China Telecom Corp Ltd (Beijing, P.R.C.), the smallest of the country's three carriers, is considering entering the U.S. wireless market by offering services to handset consumers who frequent both countries, a company executive said on Wednesday.
China Telecom plans to work out a scheme using MVNO (mobile virtual network operator), aiming to use the network infrastructure of a U.S. operator to provide such services, the executive said.
He said he did not expect significant regulatory hurdles for the MVNO plan, although some analysts are skeptical.
"We're trying to see if we can work with U.S. telecom operators so that we can come up with SIM cards that carry two numbers -- one U.S. and one China," the executive, who declined to be identified because he was not authorized to speak to the media, told Reuters.
Since each SIM card would carry two numbers, consumers, such as Chinese residents and students in the United States, would be charged two monthly fees, which will be more cost-effective than roaming charges, he said, declining to say which U.S. operators the company was talking to.
"China Telecom's entry would be positive for the carrier(s) that they partner with or acquire. We think the most likely beneficiary is either Sprint or Verizon , though it is too early to know for sure," Credit Suisse said in a report. "Any new entrant is worrying for the industry as a whole, particularly a well-funded new entrant with a low cost of capital.

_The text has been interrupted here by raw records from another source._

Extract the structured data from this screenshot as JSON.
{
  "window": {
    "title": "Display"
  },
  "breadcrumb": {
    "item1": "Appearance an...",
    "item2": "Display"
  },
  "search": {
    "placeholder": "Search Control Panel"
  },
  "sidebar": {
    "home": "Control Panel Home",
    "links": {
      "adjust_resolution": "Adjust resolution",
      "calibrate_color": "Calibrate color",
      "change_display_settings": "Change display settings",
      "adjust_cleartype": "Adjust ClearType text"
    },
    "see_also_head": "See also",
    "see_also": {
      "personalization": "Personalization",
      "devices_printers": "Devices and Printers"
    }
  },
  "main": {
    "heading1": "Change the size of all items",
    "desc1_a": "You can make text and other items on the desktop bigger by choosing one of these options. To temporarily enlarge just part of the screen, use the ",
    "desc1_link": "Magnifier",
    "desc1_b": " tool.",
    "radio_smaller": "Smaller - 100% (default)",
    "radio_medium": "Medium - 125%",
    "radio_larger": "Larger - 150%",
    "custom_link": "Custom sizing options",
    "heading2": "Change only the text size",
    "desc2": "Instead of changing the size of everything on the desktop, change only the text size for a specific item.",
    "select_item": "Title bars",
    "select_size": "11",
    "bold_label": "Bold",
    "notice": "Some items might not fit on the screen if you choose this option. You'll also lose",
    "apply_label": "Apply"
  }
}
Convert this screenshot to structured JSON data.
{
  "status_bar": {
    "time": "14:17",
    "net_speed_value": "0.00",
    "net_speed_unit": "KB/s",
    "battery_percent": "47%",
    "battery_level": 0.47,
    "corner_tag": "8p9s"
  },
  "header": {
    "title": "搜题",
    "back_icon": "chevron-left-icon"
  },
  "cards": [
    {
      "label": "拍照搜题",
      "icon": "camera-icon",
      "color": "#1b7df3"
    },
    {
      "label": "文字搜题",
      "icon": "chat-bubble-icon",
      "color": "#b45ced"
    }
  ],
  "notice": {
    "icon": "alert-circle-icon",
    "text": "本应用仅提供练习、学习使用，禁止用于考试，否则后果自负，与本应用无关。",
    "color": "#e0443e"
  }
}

However, the list of failed MVNOs is extremely long and few MVNOs have had any lasting impact on the industry."
China Telecom now provides fixed line services to corporate customers in the United States, but sees the wireless mobile sector as one that is potentially lucrative for it since many Chinese travel between the two countries.
A Bloomberg report quoted Donald Tan, president of China Telecom Americas, as saying in an interview that the carrier will consider buying or setting up its own wireless infrastructure if demand for the mobile service was strong.
However, some analysts and the executive in Asia said it was unlikely that the U.S. government would give the green light to such infrastructure plans due to national security concerns.
China's top network equipment makers, Huawei Technologies (Shenzhen, P.R.C.) and ZTE Corp (Shenzhen, P.R.C.), have had problems trying to crack into the U.S. market despite success elsewhere in the world, including Asia and Europe.
Earlier this year, Huawei said it would back away from its acquisition of U.S. server technology company 3Leaf's assets, bowing to pressure from a U.S. government panel that had suggested it should divest the assets amid concerns from critics that it might retain links with China's security services.